“The meeting of the UCI Management Committee was held following a seminar on the conditions for the participation of transgender athletes in women’s cycling events, organised by the UCI on 21 June, at which the various stakeholders – transgender and cisgender athletes, experts from the scientific, legal and human rights fields, and sporting institutions – were able to present their respective positions.
“From now on, female transgender athletes who have transitioned after (male) puberty will be prohibited from participating in women’s events on the UCI International Calendar – in all categories – in the various disciplines.
“For international Masters events – races on the UCI Cycling for All International Calendar and UCI events (UCI Gran Fondo World Series, UCI Gran Fondo World Championships, UCI Gravel World Series, UCI Gravel World Championships and UCI Masters World Championships) –, the Men’s category will be renamed Men/Open, and any athlete who does not meet the conditions for participation in women’s events will be admitted without restriction.

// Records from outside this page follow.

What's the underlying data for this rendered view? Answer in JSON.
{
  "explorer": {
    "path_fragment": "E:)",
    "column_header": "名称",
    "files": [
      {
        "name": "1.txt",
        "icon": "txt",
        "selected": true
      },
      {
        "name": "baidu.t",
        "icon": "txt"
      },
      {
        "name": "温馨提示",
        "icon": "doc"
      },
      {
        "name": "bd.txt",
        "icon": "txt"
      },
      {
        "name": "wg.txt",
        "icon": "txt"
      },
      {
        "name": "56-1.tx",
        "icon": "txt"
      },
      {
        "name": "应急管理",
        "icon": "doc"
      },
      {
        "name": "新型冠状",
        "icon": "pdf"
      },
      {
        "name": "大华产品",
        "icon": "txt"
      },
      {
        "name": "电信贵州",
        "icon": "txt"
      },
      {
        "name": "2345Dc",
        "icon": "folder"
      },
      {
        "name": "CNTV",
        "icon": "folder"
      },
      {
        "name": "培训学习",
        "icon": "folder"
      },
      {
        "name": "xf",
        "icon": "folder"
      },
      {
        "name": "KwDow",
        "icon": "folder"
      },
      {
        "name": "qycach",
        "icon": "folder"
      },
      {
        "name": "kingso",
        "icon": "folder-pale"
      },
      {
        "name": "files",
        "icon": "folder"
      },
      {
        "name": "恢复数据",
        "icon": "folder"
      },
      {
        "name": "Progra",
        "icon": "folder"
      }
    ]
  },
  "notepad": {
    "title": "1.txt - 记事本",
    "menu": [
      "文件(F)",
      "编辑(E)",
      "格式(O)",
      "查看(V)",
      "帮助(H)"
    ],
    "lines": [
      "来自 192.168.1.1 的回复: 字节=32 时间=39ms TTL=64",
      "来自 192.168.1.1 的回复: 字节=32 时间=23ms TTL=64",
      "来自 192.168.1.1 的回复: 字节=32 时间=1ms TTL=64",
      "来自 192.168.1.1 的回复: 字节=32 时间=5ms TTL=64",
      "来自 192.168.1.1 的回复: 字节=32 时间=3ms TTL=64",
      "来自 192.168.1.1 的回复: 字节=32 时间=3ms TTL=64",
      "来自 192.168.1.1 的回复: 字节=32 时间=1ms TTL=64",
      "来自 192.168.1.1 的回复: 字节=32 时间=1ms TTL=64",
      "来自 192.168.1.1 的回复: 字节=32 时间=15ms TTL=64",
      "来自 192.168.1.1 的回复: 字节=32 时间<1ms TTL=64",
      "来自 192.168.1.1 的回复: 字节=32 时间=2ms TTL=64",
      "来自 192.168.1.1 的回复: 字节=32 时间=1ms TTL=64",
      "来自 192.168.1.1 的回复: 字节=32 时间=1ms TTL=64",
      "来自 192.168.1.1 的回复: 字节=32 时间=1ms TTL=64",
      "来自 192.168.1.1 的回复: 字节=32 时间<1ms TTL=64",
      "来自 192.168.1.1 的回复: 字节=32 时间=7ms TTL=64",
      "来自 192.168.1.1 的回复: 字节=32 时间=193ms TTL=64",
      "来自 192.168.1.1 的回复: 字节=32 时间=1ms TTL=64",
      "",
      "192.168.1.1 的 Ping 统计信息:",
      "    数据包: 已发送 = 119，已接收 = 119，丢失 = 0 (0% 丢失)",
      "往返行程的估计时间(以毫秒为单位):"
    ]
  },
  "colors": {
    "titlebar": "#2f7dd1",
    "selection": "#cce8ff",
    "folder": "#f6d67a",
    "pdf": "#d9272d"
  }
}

“The UCI Management Committee has taken note of the state of scientific knowledge, which does not confirm that at least two years of gender-affirming hormone therapy with a target plasma testosterone concentration of 2.5 nmol/L is sufficient to completely eliminate the benefits of testosterone during puberty in men. In addition, there is considerable inter-individual variability in response to gender-confirming hormone therapy, which makes it even more difficult to draw precise conclusions about the effects of such treatment. Given the current state of scientific knowledge, it is also impossible to rule out the possibility that biomechanical factors such as the shape and arrangement of the bones in their limbs may constitute a lasting advantage for female transgender athletes.”

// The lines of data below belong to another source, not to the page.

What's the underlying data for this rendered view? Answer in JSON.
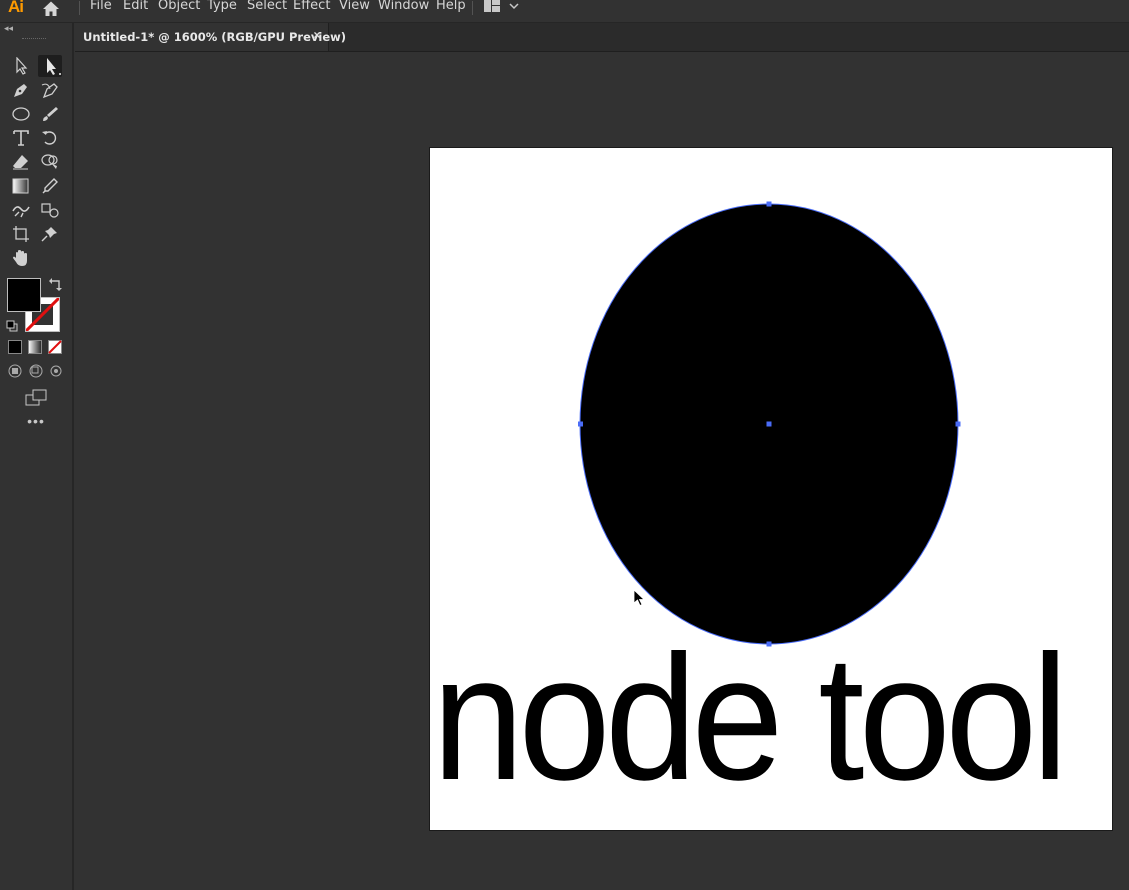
{
  "app": {
    "logo": "Ai"
  },
  "menubar": {
    "items": [
      "File",
      "Edit",
      "Object",
      "Type",
      "Select",
      "Effect",
      "View",
      "Window",
      "Help"
    ]
  },
  "document_tab": {
    "title": "Untitled-1* @ 1600% (RGB/GPU Preview)",
    "close_label": "×"
  },
  "toolbar": {
    "collapse_label": "◂◂",
    "tools": [
      "selection-tool",
      "direct-selection-tool",
      "pen-tool",
      "curvature-tool",
      "ellipse-tool",
      "paintbrush-tool",
      "type-tool",
      "rotate-tool",
      "eraser-tool",
      "shape-builder-tool",
      "gradient-tool",
      "eyedropper-tool",
      "puppet-warp-tool",
      "symbol-sprayer-tool",
      "artboard-tool",
      "pin-tool",
      "hand-tool"
    ],
    "active_tool": "direct-selection-tool",
    "fill_color": "#000000",
    "stroke": "none",
    "more_label": "•••"
  },
  "canvas": {
    "text": "node tool",
    "selection_color": "#4a6cf7",
    "shape_fill": "#000000"
  }
}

The significant presence of males in female cycling had become a toxic issue since the International Olympic Committee (IOC) made radical changes to its trans-inclusion policy, including scrapping the need for genital surgery before an athlete could compete in the category of sex opposite that of their birth. While insistence on surgery was widely frowned on, it was the only barrier to males identifying as women towing male advantage into female competition and making the women’s category in sport a palace for unfair play.
That IOC shift came too late for Rio 2016, making Tokyo 2020ne the first Olympics in history at which males could compete among females on the strength of self-ID and a farcical testosterone-reduction period. Testosterone reduction has been rubbished by scientists as a red herring when it comes to mitigation of male advantage: 18 peer-reviewed studies have shown that there is mitigating to the point of fair play when it comes to male advantage in female sport.
The IOC, meanwhile, in large measure abdicated a leadership role on the inclusion issue when it handed the matter down to international federations to formulate their own rules and policies. The logic was that sports had the greater knowledge about the likely impact of males in female sport across a spectrum of disciplines but the guidelines that Olympic “experts” and politicians issued to global regulators such as World Aquatics failed to fully and categorically preserve fair play for female athletes, in contravention of equality rules and legal provisions.
As Nancy Hogshead-Makar put it:
The above themes and many others are covered in the book Unfair Play, co-authored by Sharron Davies and this author: